A new monograph, “Positioning the Family and Patient at the Center: A Guide to Family and Patient Partnership in the Medical Home,” about family-centered care for pediatric patients, is now available from the National Center for Medical Home Implementation and the AAP. The monograph features family-centered medical home strategies from 17 pediatric primary care practices from across the country. To access the monograph, visit
AUSTRALIAN academic and commercial researchers have developed designs for higher-performance electrodes which could substantially improve sound perception in the next generation of cochlear implants.
Marvel comics brings awareness to technology available to children who are deaf/hard of hearing. There are differing points of view on what message is being relayed. You can read opinions on the matter at http://ireport.cnn.com/docs/DOC-933554 and http://kokonutpundits.blogspot.com/2013/03/tara-congdon-blue-ear-phonak-and-iron.html.
The Louise Tumarkin Zazove Foundation held a deaf storytelling event recently at Eastern Michigan University’s Student Center. The event was organized by Philip Zazove, the first deaf medical doctor to graduate from the University of Michigan. It was intended to raise money for scholarships and financial assistance for deaf and hard of hearing students.
Twelve years after his first experience with hearing aids, a young man wants to share hope and encourage others who have hearing loss. He has worked with many others to help make his dream a reality. He, his dad and a team of audiologists from Utah State University will administer free hearing tests, hearing aids and sports jerseys to children in Ghana, a country in western Africa.
When her son Ruger did not pass his newborn hearing screening test, Wendy Hewitt was sent through a complex maze of specialists to get her son the care he needed. Now, 11 years later, Hewitt is an active parent advocate and parent partner in NICHQ’s Improving Hearing Screening & Intervention Systems project.
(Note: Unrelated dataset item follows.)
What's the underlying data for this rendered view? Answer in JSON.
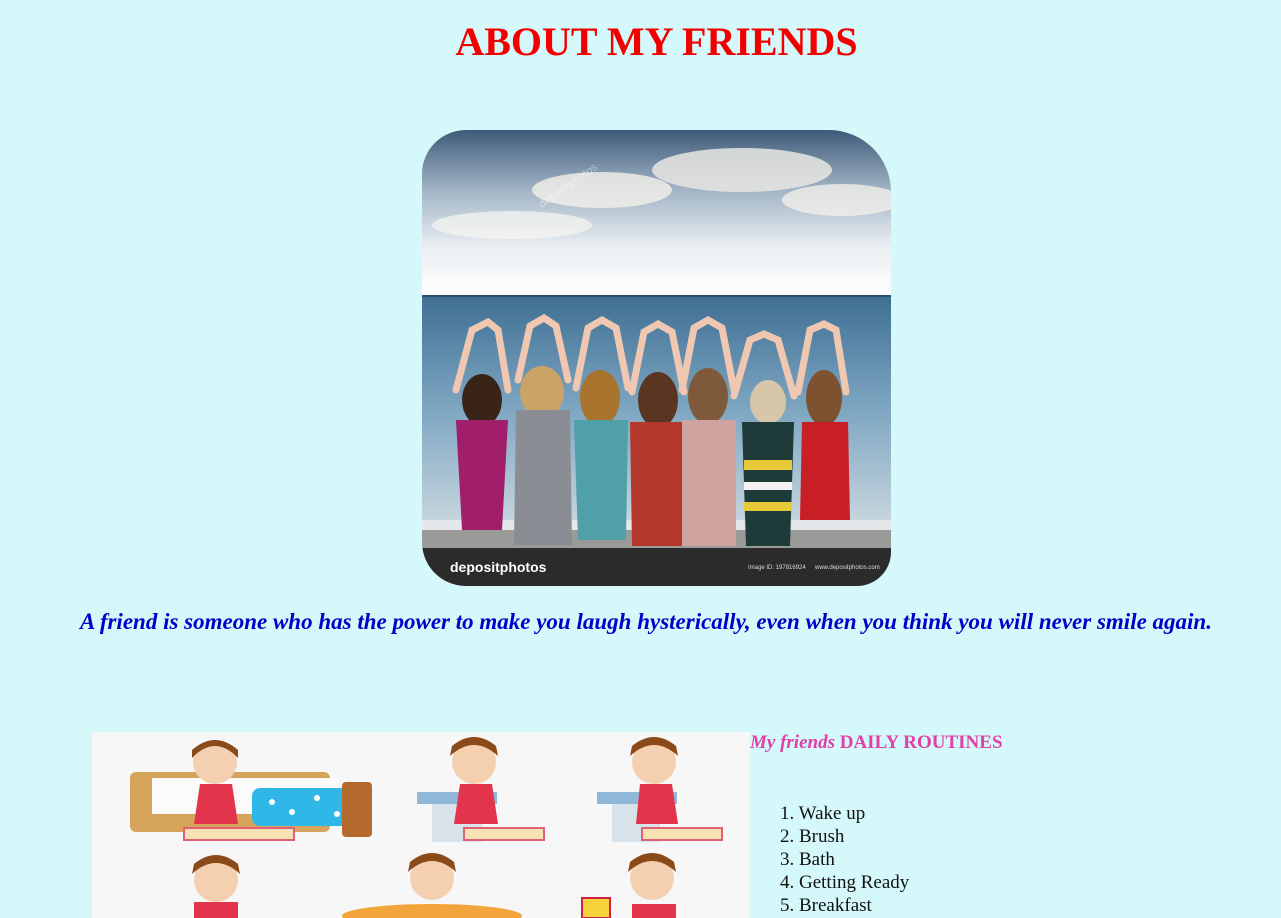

A Purdue University researcher’s innovation may make it possible for people with severe hearing loss to hear high-frequency sounds. Joshua Alexander, an assistant professor in Purdue’s Department of Speech, Language and Hearing Sciences, said conventional hearing aids do not help listeners with severe hearing loss. Alexander discovered what listeners needed to enhance perception in the new pitch range, and then designed an algorithm to accommodate these needs. Read more…